Since writing the previous blog update I have been busy developing ideas and making new samples. The ones below were next in my journey. To make these I simply created some twisted wire forms and dipped them into liquid latex. In order to achieve the 'thickness' and 'webbing' effect I had to dip the samples, let them dry for a while and then dip them again. I would say I probably repeated this 15 times to get this finish. I am really happy with the idea and how successful the experiment was.
These images below show the latex samples after they had dried. They darkened quite a lot, the overall final aesthetic I really like.
I then started to play around with the samples on photoshop to see what ideas I could come up with to take the idea further:
I really like being able to get onto photoshop with my samples, it saves me a lot of time and allows me to visualise my ideas a lot easier.
Around this time I also went and had a quick experiment with enamel. I haven't really used enamel for other projects, partially because I don't like the idea of a full block of one colour. I'd much rather have a interestingly textured surface. I was given a few samples from 'Milton Bridge' which is our local enamelling company. In the pack of samples were glass chips. These were something I have always been intrigued by and wanted to try so was excited to do so. I love the enamel on the steel mesh, again this us an idea I am hoping to push in the near future.
After having a quick play I had the idea of cracking the enamel purposefully to see what effect I could achieve.
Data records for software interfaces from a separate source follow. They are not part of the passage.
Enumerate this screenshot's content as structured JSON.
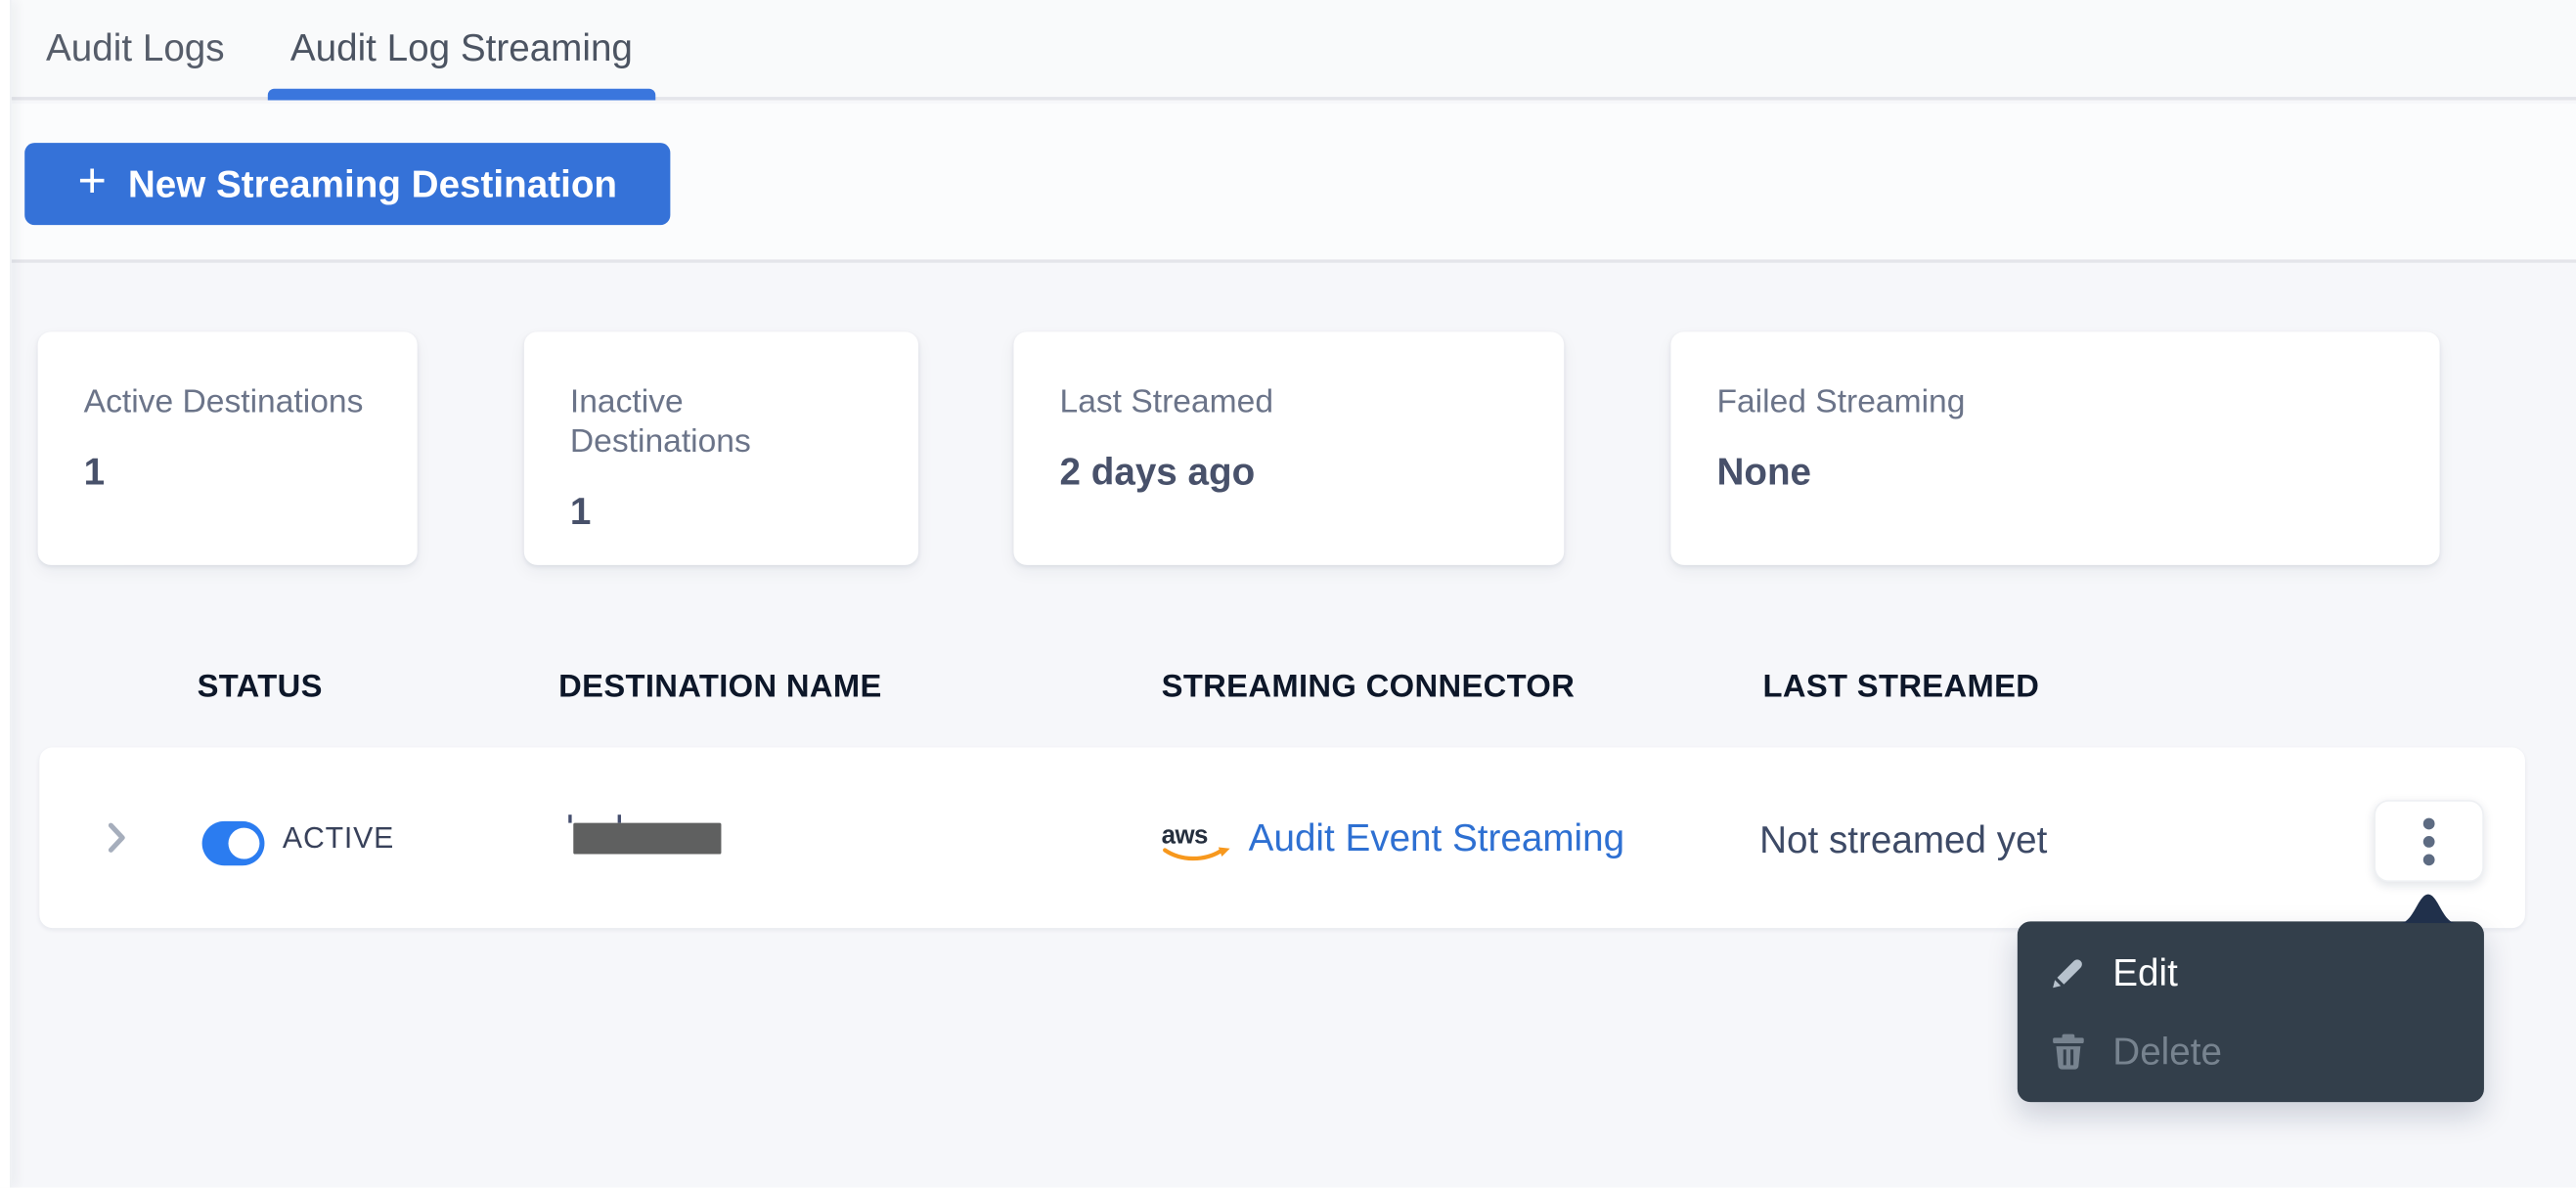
{
  "tabs": {
    "items": [
      {
        "label": "Audit Logs",
        "active": false
      },
      {
        "label": "Audit Log Streaming",
        "active": true
      }
    ]
  },
  "toolbar": {
    "new_button_label": "New Streaming Destination",
    "plus_glyph": "+"
  },
  "stats": {
    "cards": [
      {
        "label": "Active Destinations",
        "value": "1"
      },
      {
        "label": "Inactive Destinations",
        "value": "1"
      },
      {
        "label": "Last Streamed",
        "value": "2 days ago"
      },
      {
        "label": "Failed Streaming",
        "value": "None"
      }
    ]
  },
  "table": {
    "columns": [
      {
        "label": "STATUS"
      },
      {
        "label": "DESTINATION NAME"
      },
      {
        "label": "STREAMING CONNECTOR"
      },
      {
        "label": "LAST STREAMED"
      }
    ],
    "row": {
      "status_toggle": "on",
      "status_label": "ACTIVE",
      "destination_name_redacted": true,
      "connector_brand": "aws",
      "connector_label": "Audit Event Streaming",
      "last_streamed": "Not streamed yet"
    }
  },
  "context_menu": {
    "items": [
      {
        "label": "Edit",
        "icon": "pencil-icon",
        "enabled": true
      },
      {
        "label": "Delete",
        "icon": "trash-icon",
        "enabled": false
      }
    ]
  },
  "colors": {
    "accent_blue": "#3572d8",
    "tab_underline_blue": "#3a76dd",
    "toggle_blue": "#2b7cf0",
    "link_blue": "#2e70d2",
    "aws_orange": "#f7981d",
    "menu_bg": "#333f4b",
    "menu_arrow_navy": "#20304b",
    "menu_disabled_gray": "#77838f",
    "redaction_gray": "#5f6060"
  }
}
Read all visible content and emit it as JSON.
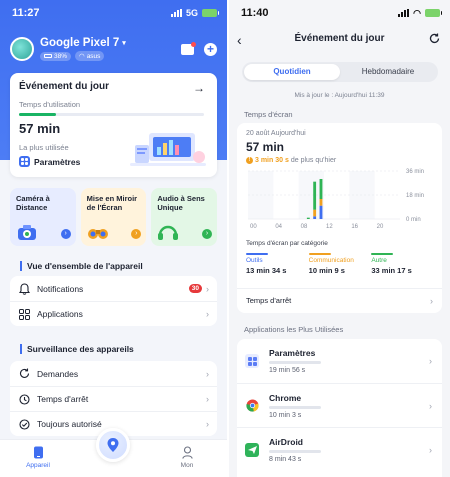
{
  "left": {
    "status": {
      "time": "11:27",
      "network": "5G"
    },
    "device": {
      "name": "Google Pixel 7",
      "battery": "38%",
      "wifi": "asus"
    },
    "event_card": {
      "title": "Événement du jour",
      "usage_label": "Temps d'utilisation",
      "usage_time": "57 min",
      "usage_fraction": 0.2,
      "most_used_label": "La plus utilisée",
      "most_used_app": "Paramètres"
    },
    "features": [
      {
        "label": "Caméra à Distance",
        "icon": "camera-icon"
      },
      {
        "label": "Mise en Miroir de l'Écran",
        "icon": "binoculars-icon"
      },
      {
        "label": "Audio à Sens Unique",
        "icon": "headphones-icon"
      }
    ],
    "overview": {
      "title": "Vue d'ensemble de l'appareil",
      "items": [
        {
          "label": "Notifications",
          "badge": "30",
          "icon": "bell-icon"
        },
        {
          "label": "Applications",
          "icon": "apps-grid-icon"
        }
      ]
    },
    "monitoring": {
      "title": "Surveillance des appareils",
      "items": [
        {
          "label": "Demandes",
          "icon": "refresh-icon"
        },
        {
          "label": "Temps d'arrêt",
          "icon": "clock-icon"
        },
        {
          "label": "Toujours autorisé",
          "icon": "check-circle-icon"
        }
      ]
    },
    "tabbar": {
      "device_label": "Appareil",
      "me_label": "Mon"
    }
  },
  "right": {
    "status": {
      "time": "11:40"
    },
    "nav_title": "Événement du jour",
    "segments": [
      "Quotidien",
      "Hebdomadaire"
    ],
    "active_segment": 0,
    "updated": "Mis à jour le : Aujourd'hui 11:39",
    "screen_time_label": "Temps d'écran",
    "screen_card": {
      "date": "20 août Aujourd'hui",
      "total": "57 min",
      "delta_value": "3 min 30 s",
      "delta_text": "de plus qu'hier",
      "category_title": "Temps d'écran par catégorie",
      "categories": [
        {
          "name": "Outils",
          "time": "13 min 34 s",
          "color": "#3f6ef0"
        },
        {
          "name": "Communication",
          "time": "10 min 9 s",
          "color": "#f0a020"
        },
        {
          "name": "Autre",
          "time": "33 min 17 s",
          "color": "#30b455"
        }
      ],
      "downtime_label": "Temps d'arrêt"
    },
    "apps_label": "Applications les Plus Utilisées",
    "apps": [
      {
        "name": "Paramètres",
        "time": "19 min 56 s",
        "icon": "settings-app-icon",
        "color": "#5b7cf5"
      },
      {
        "name": "Chrome",
        "time": "10 min 3 s",
        "icon": "chrome-icon",
        "color": "#e8453c"
      },
      {
        "name": "AirDroid",
        "time": "8 min 43 s",
        "icon": "airdroid-icon",
        "color": "#2fb35a"
      }
    ]
  },
  "chart_data": {
    "type": "bar",
    "x_ticks": [
      "00",
      "04",
      "08",
      "12",
      "16",
      "20"
    ],
    "y_ticks": [
      "36 min",
      "18 min",
      "0 min"
    ],
    "ylim": [
      0,
      36
    ],
    "bars": [
      {
        "hour": 9,
        "segments": [
          {
            "category": "Autre",
            "minutes": 1
          }
        ]
      },
      {
        "hour": 10,
        "segments": [
          {
            "category": "Outils",
            "minutes": 2
          },
          {
            "category": "Communication",
            "minutes": 5
          },
          {
            "category": "Autre",
            "minutes": 21
          }
        ]
      },
      {
        "hour": 11,
        "segments": [
          {
            "category": "Outils",
            "minutes": 10
          },
          {
            "category": "Communication",
            "minutes": 5
          },
          {
            "category": "Autre",
            "minutes": 15
          }
        ]
      }
    ],
    "category_colors": {
      "Outils": "#3f6ef0",
      "Communication": "#f0a020",
      "Autre": "#30b455"
    }
  }
}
I chose white as I wanted contrast, so I cracked the enamel by bending the copper and then I highlighted these cracks with some black ink. I love the final idea, they very much remind me of the structure of insect wings. On top of the enamelled copper there are a few sterling silver wire pieces that have been dipped in latex and PVA glue to achieve the translucent wing effect. The sample also features a locust wing, which I electroformed later on.
Below are my two most recent elctroformed samples. I was really sceptical about whether these would work or not. The piece on the right has a lot of cotton thread in it and so I needed to coat the piece in sealant before I painted it in the silver paint ready for electroforming. I put quite a few coats on because I really wanted it to work, and I have never really tried to electroform a porous surface before. But they both worked, the piece on the left is one of my latex wing samples. So I have successfully electroformed a locust wing, cotton, and latex! :)
Most recently I have been playing a little with PVC. I was intrigued by how I could exploit the material and do something interesting with it. I was unsure about health and safety etc so I decided to create theses samples at my dads garage, where there is sufficient ventilation, masks etc. I melted the PVC with the heat gun, rather than a naked flame. This made the plastic 'shrivel' up and then start to burn and go black in places. I really liked the effect of the plastic scrunching up, it reminded me again of the insect wing patterns. How I achieved the flash of yellow was quite an interesting story.
My dad over the years has spilt a lot of paint on the floor of his garage, meaning theres randomly coloured sploges of paint dried to the floor. I was heating the plastic up on the floor, not realising that I had placed it over a patch of yellow paint until afterwards. Heating the plastic heated the paint at the same time and so it started to stick to the surface of the plastic. I LOVE this effect and the little story behind it :) I will defiantly take advantage of those paint splodges in the future!
So far we have had two sessions with Des